(INFORMATION SUPPLIED begins)

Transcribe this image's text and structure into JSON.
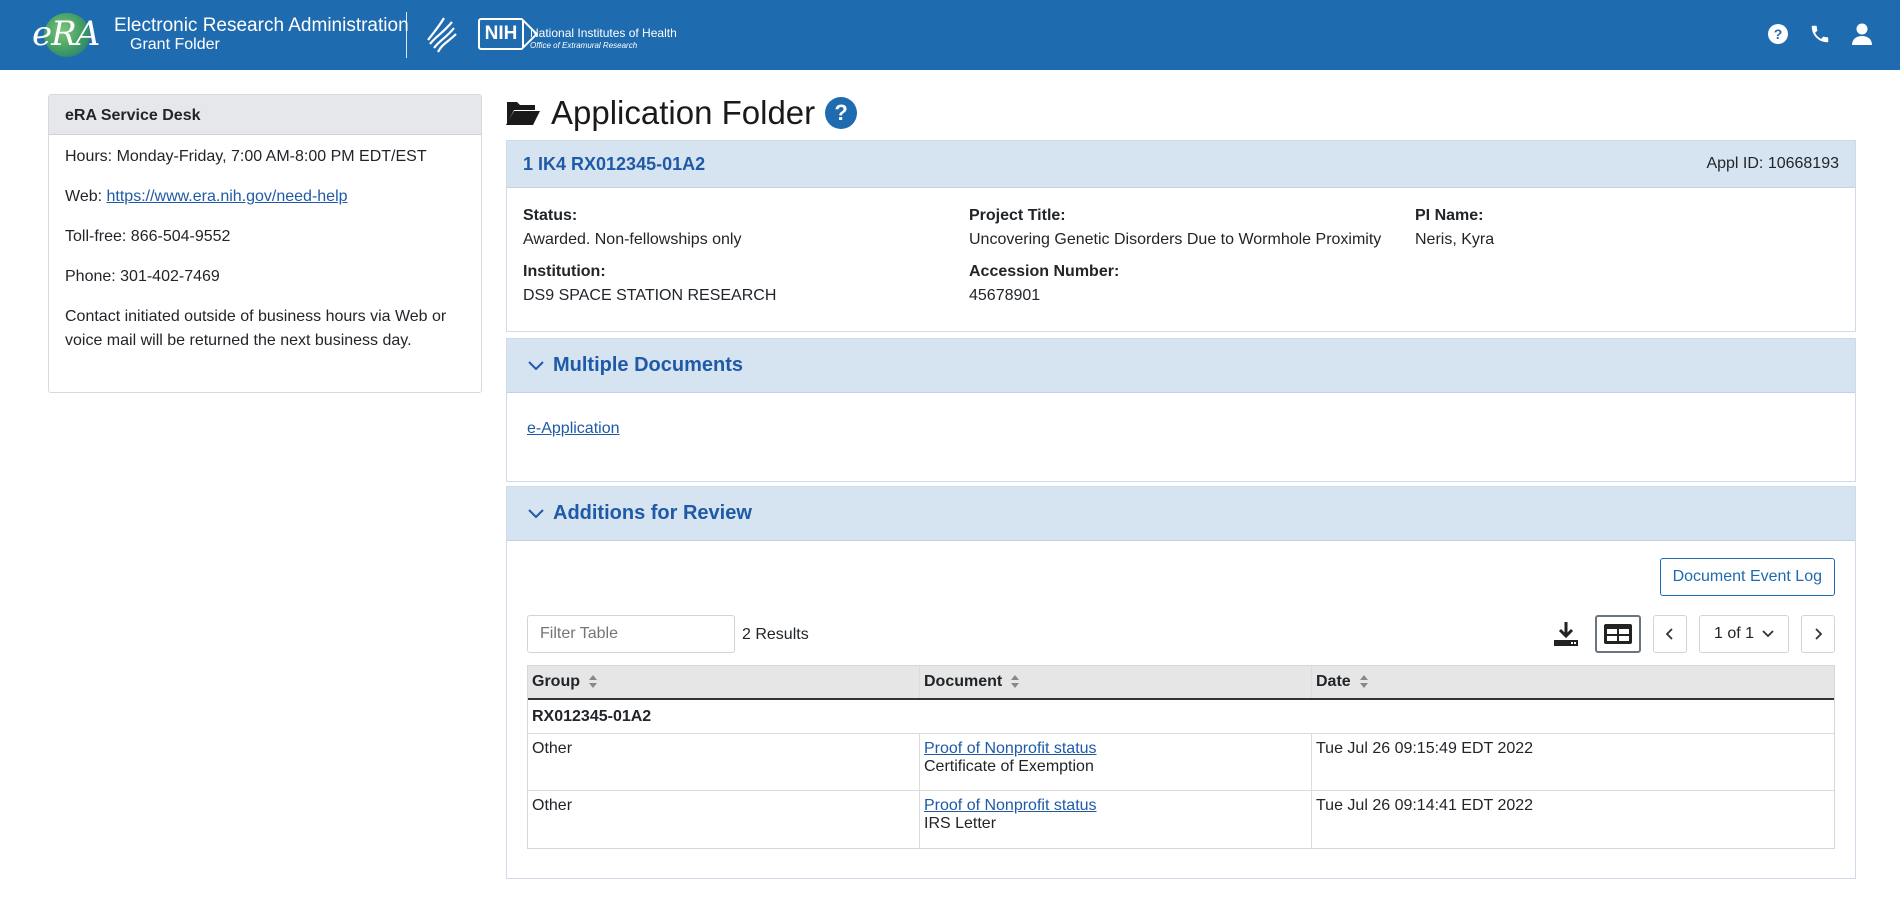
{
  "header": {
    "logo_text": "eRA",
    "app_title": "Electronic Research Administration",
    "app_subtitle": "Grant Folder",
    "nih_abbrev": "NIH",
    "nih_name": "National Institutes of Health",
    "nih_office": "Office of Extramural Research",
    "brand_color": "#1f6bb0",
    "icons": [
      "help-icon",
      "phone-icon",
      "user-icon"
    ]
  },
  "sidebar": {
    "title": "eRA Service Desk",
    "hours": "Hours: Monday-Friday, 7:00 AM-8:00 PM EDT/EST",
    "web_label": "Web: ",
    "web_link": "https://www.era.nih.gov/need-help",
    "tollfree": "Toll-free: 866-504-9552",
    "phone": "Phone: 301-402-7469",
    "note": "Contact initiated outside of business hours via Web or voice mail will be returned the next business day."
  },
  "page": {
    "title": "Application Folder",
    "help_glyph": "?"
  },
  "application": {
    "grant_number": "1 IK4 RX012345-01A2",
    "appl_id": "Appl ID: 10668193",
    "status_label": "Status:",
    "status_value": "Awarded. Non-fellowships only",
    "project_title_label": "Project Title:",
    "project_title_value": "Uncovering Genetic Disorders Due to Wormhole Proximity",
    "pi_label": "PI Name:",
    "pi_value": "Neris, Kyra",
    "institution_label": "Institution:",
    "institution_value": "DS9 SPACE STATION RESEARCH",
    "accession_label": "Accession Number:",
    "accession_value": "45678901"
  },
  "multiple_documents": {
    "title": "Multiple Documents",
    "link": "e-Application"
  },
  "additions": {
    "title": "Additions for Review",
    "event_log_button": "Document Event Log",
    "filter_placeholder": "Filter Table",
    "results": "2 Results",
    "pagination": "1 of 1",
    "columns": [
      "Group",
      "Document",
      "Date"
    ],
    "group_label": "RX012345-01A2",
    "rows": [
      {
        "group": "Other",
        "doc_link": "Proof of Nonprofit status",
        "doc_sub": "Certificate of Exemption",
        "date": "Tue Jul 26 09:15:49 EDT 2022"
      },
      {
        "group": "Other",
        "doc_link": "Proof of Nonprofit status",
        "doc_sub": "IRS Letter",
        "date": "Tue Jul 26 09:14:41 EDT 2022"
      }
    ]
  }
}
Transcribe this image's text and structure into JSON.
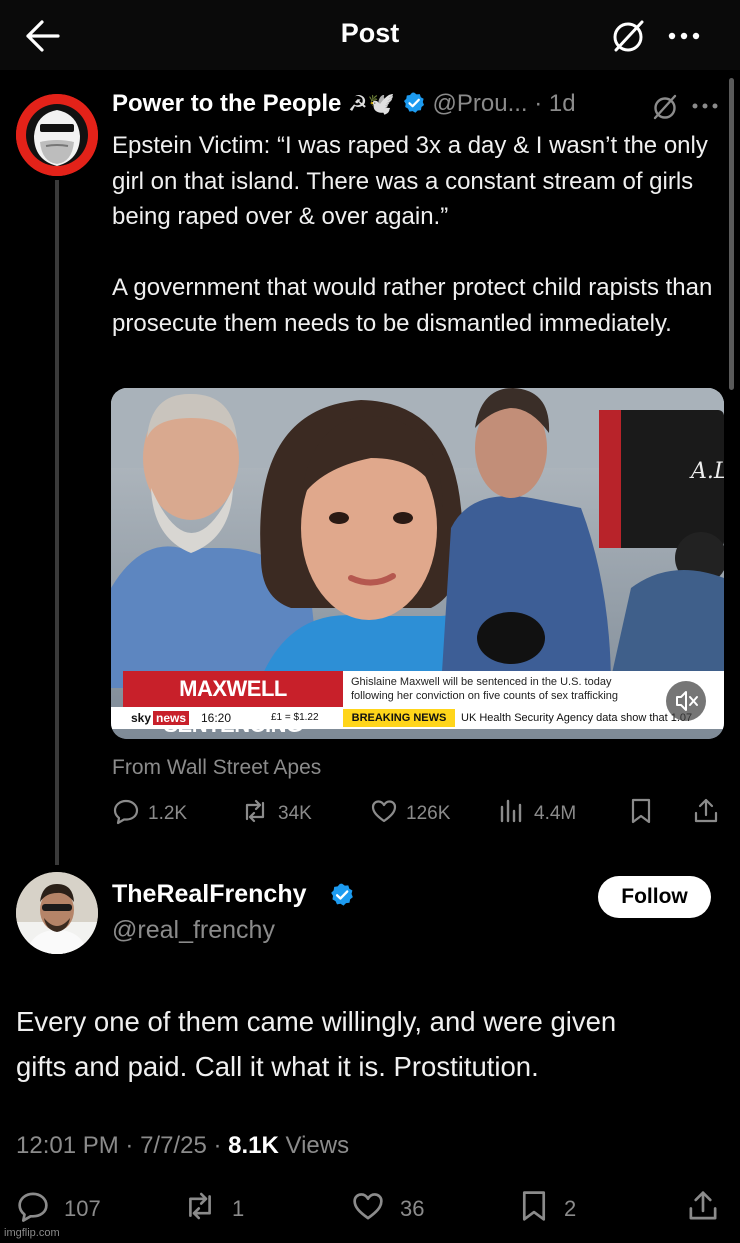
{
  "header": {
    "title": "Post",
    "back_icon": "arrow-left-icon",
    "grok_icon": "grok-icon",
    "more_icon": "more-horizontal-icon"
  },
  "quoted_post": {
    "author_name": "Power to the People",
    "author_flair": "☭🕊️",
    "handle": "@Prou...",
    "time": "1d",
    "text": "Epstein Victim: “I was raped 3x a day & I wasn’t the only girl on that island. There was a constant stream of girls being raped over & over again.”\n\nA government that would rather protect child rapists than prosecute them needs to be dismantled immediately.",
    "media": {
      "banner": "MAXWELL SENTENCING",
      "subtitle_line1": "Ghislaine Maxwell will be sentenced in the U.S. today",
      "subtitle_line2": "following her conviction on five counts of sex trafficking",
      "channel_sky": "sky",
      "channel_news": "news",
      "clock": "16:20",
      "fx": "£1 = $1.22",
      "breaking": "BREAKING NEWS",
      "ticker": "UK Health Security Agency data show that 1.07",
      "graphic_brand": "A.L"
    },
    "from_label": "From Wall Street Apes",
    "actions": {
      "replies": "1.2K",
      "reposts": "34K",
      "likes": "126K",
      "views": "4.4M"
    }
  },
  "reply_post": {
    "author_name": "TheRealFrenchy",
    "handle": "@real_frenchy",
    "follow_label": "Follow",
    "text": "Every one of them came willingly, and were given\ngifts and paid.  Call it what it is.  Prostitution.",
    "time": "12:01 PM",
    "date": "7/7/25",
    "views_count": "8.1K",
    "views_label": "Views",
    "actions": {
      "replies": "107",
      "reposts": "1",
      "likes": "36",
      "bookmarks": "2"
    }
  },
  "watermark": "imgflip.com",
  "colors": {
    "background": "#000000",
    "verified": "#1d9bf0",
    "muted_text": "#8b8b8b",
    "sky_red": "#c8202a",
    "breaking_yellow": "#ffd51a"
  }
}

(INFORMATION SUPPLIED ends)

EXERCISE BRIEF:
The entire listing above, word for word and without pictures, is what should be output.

TASK SOLUTION:
Transcribe this image's text and structure into JSON.
{
  "header": {
    "logo_text": "eRA",
    "app_title": "Electronic Research Administration",
    "app_subtitle": "Grant Folder",
    "nih_abbrev": "NIH",
    "nih_name": "National Institutes of Health",
    "nih_office": "Office of Extramural Research",
    "brand_color": "#1f6bb0",
    "icons": [
      "help-icon",
      "phone-icon",
      "user-icon"
    ]
  },
  "sidebar": {
    "title": "eRA Service Desk",
    "hours": "Hours: Monday-Friday, 7:00 AM-8:00 PM EDT/EST",
    "web_label": "Web: ",
    "web_link": "https://www.era.nih.gov/need-help",
    "tollfree": "Toll-free: 866-504-9552",
    "phone": "Phone: 301-402-7469",
    "note": "Contact initiated outside of business hours via Web or voice mail will be returned the next business day."
  },
  "page": {
    "title": "Application Folder",
    "help_glyph": "?"
  },
  "application": {
    "grant_number": "1 IK4 RX012345-01A2",
    "appl_id": "Appl ID: 10668193",
    "status_label": "Status:",
    "status_value": "Awarded. Non-fellowships only",
    "project_title_label": "Project Title:",
    "project_title_value": "Uncovering Genetic Disorders Due to Wormhole Proximity",
    "pi_label": "PI Name:",
    "pi_value": "Neris, Kyra",
    "institution_label": "Institution:",
    "institution_value": "DS9 SPACE STATION RESEARCH",
    "accession_label": "Accession Number:",
    "accession_value": "45678901"
  },
  "multiple_documents": {
    "title": "Multiple Documents",
    "link": "e-Application"
  },
  "additions": {
    "title": "Additions for Review",
    "event_log_button": "Document Event Log",
    "filter_placeholder": "Filter Table",
    "results": "2 Results",
    "pagination": "1 of 1",
    "columns": [
      "Group",
      "Document",
      "Date"
    ],
    "group_label": "RX012345-01A2",
    "rows": [
      {
        "group": "Other",
        "doc_link": "Proof of Nonprofit status",
        "doc_sub": "Certificate of Exemption",
        "date": "Tue Jul 26 09:15:49 EDT 2022"
      },
      {
        "group": "Other",
        "doc_link": "Proof of Nonprofit status",
        "doc_sub": "IRS Letter",
        "date": "Tue Jul 26 09:14:41 EDT 2022"
      }
    ]
  }
}
Transcribe this image's text and structure into JSON.
{
  "header": {
    "title": "Post",
    "back_icon": "arrow-left-icon",
    "grok_icon": "grok-icon",
    "more_icon": "more-horizontal-icon"
  },
  "quoted_post": {
    "author_name": "Power to the People",
    "author_flair": "☭🕊️",
    "handle": "@Prou...",
    "time": "1d",
    "text": "Epstein Victim: “I was raped 3x a day & I wasn’t the only girl on that island. There was a constant stream of girls being raped over & over again.”\n\nA government that would rather protect child rapists than prosecute them needs to be dismantled immediately.",
    "media": {
      "banner": "MAXWELL SENTENCING",
      "subtitle_line1": "Ghislaine Maxwell will be sentenced in the U.S. today",
      "subtitle_line2": "following her conviction on five counts of sex trafficking",
      "channel_sky": "sky",
      "channel_news": "news",
      "clock": "16:20",
      "fx": "£1 = $1.22",
      "breaking": "BREAKING NEWS",
      "ticker": "UK Health Security Agency data show that 1.07",
      "graphic_brand": "A.L"
    },
    "from_label": "From Wall Street Apes",
    "actions": {
      "replies": "1.2K",
      "reposts": "34K",
      "likes": "126K",
      "views": "4.4M"
    }
  },
  "reply_post": {
    "author_name": "TheRealFrenchy",
    "handle": "@real_frenchy",
    "follow_label": "Follow",
    "text": "Every one of them came willingly, and were given\ngifts and paid.  Call it what it is.  Prostitution.",
    "time": "12:01 PM",
    "date": "7/7/25",
    "views_count": "8.1K",
    "views_label": "Views",
    "actions": {
      "replies": "107",
      "reposts": "1",
      "likes": "36",
      "bookmarks": "2"
    }
  },
  "watermark": "imgflip.com",
  "colors": {
    "background": "#000000",
    "verified": "#1d9bf0",
    "muted_text": "#8b8b8b",
    "sky_red": "#c8202a",
    "breaking_yellow": "#ffd51a"
  }
}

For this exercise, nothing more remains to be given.